New Zealand banks noticed an increase in cash withdrawals by households since the day of lockdown announcement. Banks believe this might be due to the panic stockpiling of nervous households as was mentioned in the article.
In this post I want to discuss what drives the households to behave in this way, and how this comes into our thinking about economics and monetary policy.
I have to admit, when the lockdown announcement took place, I was one of those nervous households who decided to cash out money from my bank. My personal reasoning for that was the scars left by defaulting banks during the collapse of the Soveit Union, when my parents lost all their savings because one of the main banks failed.
However, what are the economic consequences of this behaviour? We might say that this is saving behaviour – but the people withdrawing their funds were already saving them. Instead people are hoarding cash for some reason. This is likely due to fear of bank failure (my reason), but a similar thing can happen even when individuals shift funds from a long-term savings vehicle to near monies (eg a checking account). Examples of this are:
- people cash out money or move it to a chequing account due to uncertainty of their employment status in the future
- people decide to shift allocation of transactions, for instance, waiting until the end of the month to make bulk purchases.
In both cases the increase in demand for cash is also an increase in demand for liquidity. So what does this mean for our broader economy?
Why are we concerned?
Cash hoarding affects the circular flow of money in the economy. We all know the circular flow diagram, and how real transactions are made between buyers and sellers. However, these transactions involve a countervailing exchange of money. So as Matt noted we can think of this both in terms of the money flow (MV) and the nominal income flow (PY). Sudden hoarding will reduce velocity for the same stock of money, thereby leading to a reduction in nominal incomes. How do we think about this?
The hoarding comes from money demand. So let’s think about that with a fixed (real) money supply. Here money demand declines with the interest rate as the opportunity cost of money (the return available from illiquid assets) is higher.
Above the change in money demand could be due to:
- An increase in output. It is that shift, where people require greater money balances to facilitate these transactions which defines the traditional LM curve.
- An increase in precautionary saving held in near monies form (cash, or a chequing account that a bank struggles to use as an effective basis for loans).
Here, with a fixed stock of money, both of these things would push up interest rates.
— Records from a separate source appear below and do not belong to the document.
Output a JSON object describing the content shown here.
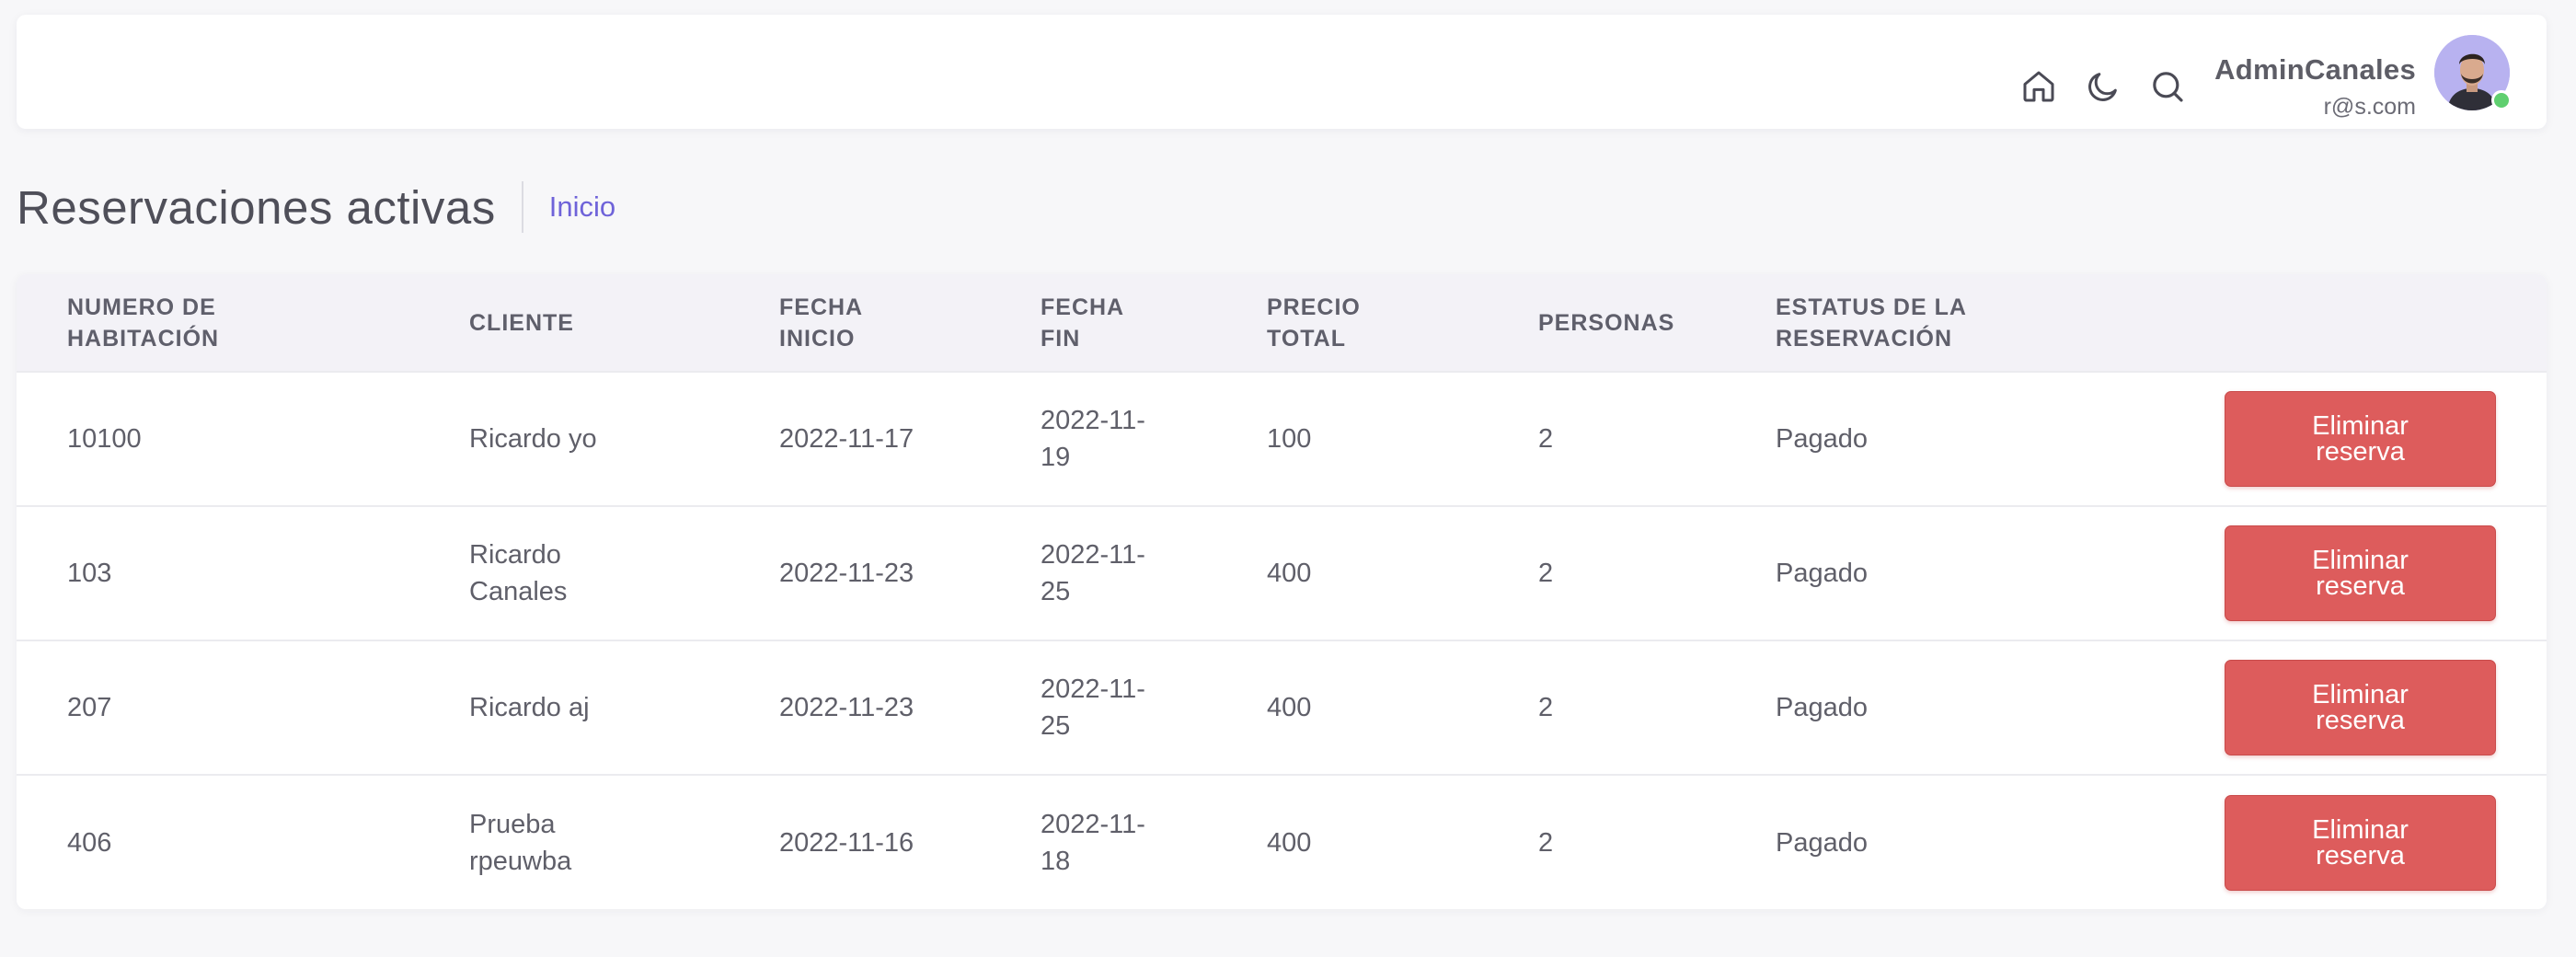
{
  "header": {
    "icons": [
      "home-icon",
      "moon-icon",
      "search-icon"
    ],
    "user_name": "AdminCanales",
    "user_email": "r@s.com",
    "status_color": "#5fcf6f"
  },
  "page": {
    "title": "Reservaciones activas",
    "breadcrumb": "Inicio"
  },
  "table": {
    "headers": [
      [
        "NUMERO DE",
        "HABITACIÓN"
      ],
      [
        "CLIENTE",
        ""
      ],
      [
        "FECHA",
        "INICIO"
      ],
      [
        "FECHA",
        "FIN"
      ],
      [
        "PRECIO",
        "TOTAL"
      ],
      [
        "PERSONAS",
        ""
      ],
      [
        "ESTATUS DE LA",
        "RESERVACIÓN"
      ]
    ],
    "action_label": "Eliminar reserva",
    "rows": [
      {
        "room": "10100",
        "client": "Ricardo yo",
        "start": "2022-11-17",
        "end": "2022-11-19",
        "price": "100",
        "people": "2",
        "status": "Pagado"
      },
      {
        "room": "103",
        "client": "Ricardo Canales",
        "start": "2022-11-23",
        "end": "2022-11-25",
        "price": "400",
        "people": "2",
        "status": "Pagado"
      },
      {
        "room": "207",
        "client": "Ricardo aj",
        "start": "2022-11-23",
        "end": "2022-11-25",
        "price": "400",
        "people": "2",
        "status": "Pagado"
      },
      {
        "room": "406",
        "client": "Prueba rpeuwba",
        "start": "2022-11-16",
        "end": "2022-11-18",
        "price": "400",
        "people": "2",
        "status": "Pagado"
      }
    ]
  },
  "colors": {
    "accent": "#6f63d9",
    "danger": "#dd5c5c"
  }
}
Hence this forced a movement up the IS curve and a reduction in output.
But this isn’t how a central bank responds to this change – a central bank like the RBNZ accommodates any increase in money demand initially by setting an interest rate peg. As a result, such a surge in demand for money doesn’t lead to rising interest rates unless the central bank decides not to accommodate it!
What does it mean for us?
In a broad sense having an interest rate peg instead of a quantity of money peg means that we don’t have drops in output due to tight monetary policy – in a sense. The central bank accommodates shifts in money demand, thereby automatically meeting any change in the money supply required to meet liquidity needs.
However, the use of QE and other instruments to support liquidity show that this process isn’t always easy – and a fixed interest rate peg doesn’t always translate into sufficient liquid funds to meet this demand for liquidity. As a result, monetary policy has a very real role trying to ensure that this need is met.
But there is one caveat- the increase in uncertainty associated with something like the current COVID crisis does not just shift that LM curve – it also shifts the IS curve left. I have discussed this in terms of investment before.
If the central bank is able to manage liquidity issues with its interest rate peg appropriately, then all that matters is the question of whether there is sufficient demand for goods and services – a question that requires different answers (changes in the interest rate, discretionary fiscal policy). In an IS/LM diagram such monetary policy is represented as a “shift” in that curve.
As a result, the example of people hoarding cash gives us a great insight into the dual roles the RBNZ is playing in both managing money markets and stabilising economic activity – and gives us a framework to consider the two clearly.